◆ **Task brief**
Repeat every entry below exactly as given.
### Provided information
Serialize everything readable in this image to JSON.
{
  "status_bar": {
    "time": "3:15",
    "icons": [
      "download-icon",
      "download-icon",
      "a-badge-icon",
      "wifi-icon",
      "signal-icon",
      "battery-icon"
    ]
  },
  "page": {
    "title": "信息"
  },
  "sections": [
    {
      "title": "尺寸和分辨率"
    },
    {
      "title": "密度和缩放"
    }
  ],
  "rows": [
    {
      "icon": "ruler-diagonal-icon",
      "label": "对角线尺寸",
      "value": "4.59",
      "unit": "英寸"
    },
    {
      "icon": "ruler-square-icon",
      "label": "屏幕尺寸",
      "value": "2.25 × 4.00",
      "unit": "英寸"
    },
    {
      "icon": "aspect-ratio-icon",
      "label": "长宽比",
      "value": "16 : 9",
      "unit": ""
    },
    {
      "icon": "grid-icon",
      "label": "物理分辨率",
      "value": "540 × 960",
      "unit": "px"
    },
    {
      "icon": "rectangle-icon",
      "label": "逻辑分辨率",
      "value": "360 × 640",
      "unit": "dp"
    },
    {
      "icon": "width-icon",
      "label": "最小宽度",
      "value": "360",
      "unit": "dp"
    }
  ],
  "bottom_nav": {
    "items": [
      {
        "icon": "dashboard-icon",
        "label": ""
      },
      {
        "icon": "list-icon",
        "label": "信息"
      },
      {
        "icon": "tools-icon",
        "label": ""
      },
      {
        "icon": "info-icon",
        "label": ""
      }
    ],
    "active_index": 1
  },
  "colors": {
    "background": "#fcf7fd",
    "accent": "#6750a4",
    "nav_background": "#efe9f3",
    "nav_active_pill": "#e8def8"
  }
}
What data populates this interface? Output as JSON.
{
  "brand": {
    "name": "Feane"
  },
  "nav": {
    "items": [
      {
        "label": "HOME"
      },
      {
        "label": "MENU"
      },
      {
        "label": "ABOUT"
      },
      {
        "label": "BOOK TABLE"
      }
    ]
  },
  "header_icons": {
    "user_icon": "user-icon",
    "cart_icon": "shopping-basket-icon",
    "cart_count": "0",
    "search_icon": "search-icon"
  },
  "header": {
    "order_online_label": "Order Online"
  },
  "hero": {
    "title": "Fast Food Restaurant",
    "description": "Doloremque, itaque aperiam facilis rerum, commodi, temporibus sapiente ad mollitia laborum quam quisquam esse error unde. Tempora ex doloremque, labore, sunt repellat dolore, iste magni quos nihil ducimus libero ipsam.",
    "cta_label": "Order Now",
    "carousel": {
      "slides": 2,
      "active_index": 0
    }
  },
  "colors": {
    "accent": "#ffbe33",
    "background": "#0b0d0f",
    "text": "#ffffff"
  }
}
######
◆ **Exercise output**
Serialize everything readable in this image to JSON.
{
  "status_bar": {
    "time": "3:15",
    "icons": [
      "download-icon",
      "download-icon",
      "a-badge-icon",
      "wifi-icon",
      "signal-icon",
      "battery-icon"
    ]
  },
  "page": {
    "title": "信息"
  },
  "sections": [
    {
      "title": "尺寸和分辨率"
    },
    {
      "title": "密度和缩放"
    }
  ],
  "rows": [
    {
      "icon": "ruler-diagonal-icon",
      "label": "对角线尺寸",
      "value": "4.59",
      "unit": "英寸"
    },
    {
      "icon": "ruler-square-icon",
      "label": "屏幕尺寸",
      "value": "2.25 × 4.00",
      "unit": "英寸"
    },
    {
      "icon": "aspect-ratio-icon",
      "label": "长宽比",
      "value": "16 : 9",
      "unit": ""
    },
    {
      "icon": "grid-icon",
      "label": "物理分辨率",
      "value": "540 × 960",
      "unit": "px"
    },
    {
      "icon": "rectangle-icon",
      "label": "逻辑分辨率",
      "value": "360 × 640",
      "unit": "dp"
    },
    {
      "icon": "width-icon",
      "label": "最小宽度",
      "value": "360",
      "unit": "dp"
    }
  ],
  "bottom_nav": {
    "items": [
      {
        "icon": "dashboard-icon",
        "label": ""
      },
      {
        "icon": "list-icon",
        "label": "信息"
      },
      {
        "icon": "tools-icon",
        "label": ""
      },
      {
        "icon": "info-icon",
        "label": ""
      }
    ],
    "active_index": 1
  },
  "colors": {
    "background": "#fcf7fd",
    "accent": "#6750a4",
    "nav_background": "#efe9f3",
    "nav_active_pill": "#e8def8"
  }
}
What data populates this interface? Output as JSON.
{
  "brand": {
    "name": "Feane"
  },
  "nav": {
    "items": [
      {
        "label": "HOME"
      },
      {
        "label": "MENU"
      },
      {
        "label": "ABOUT"
      },
      {
        "label": "BOOK TABLE"
      }
    ]
  },
  "header_icons": {
    "user_icon": "user-icon",
    "cart_icon": "shopping-basket-icon",
    "cart_count": "0",
    "search_icon": "search-icon"
  },
  "header": {
    "order_online_label": "Order Online"
  },
  "hero": {
    "title": "Fast Food Restaurant",
    "description": "Doloremque, itaque aperiam facilis rerum, commodi, temporibus sapiente ad mollitia laborum quam quisquam esse error unde. Tempora ex doloremque, labore, sunt repellat dolore, iste magni quos nihil ducimus libero ipsam.",
    "cta_label": "Order Now",
    "carousel": {
      "slides": 2,
      "active_index": 0
    }
  },
  "colors": {
    "accent": "#ffbe33",
    "background": "#0b0d0f",
    "text": "#ffffff"
  }
}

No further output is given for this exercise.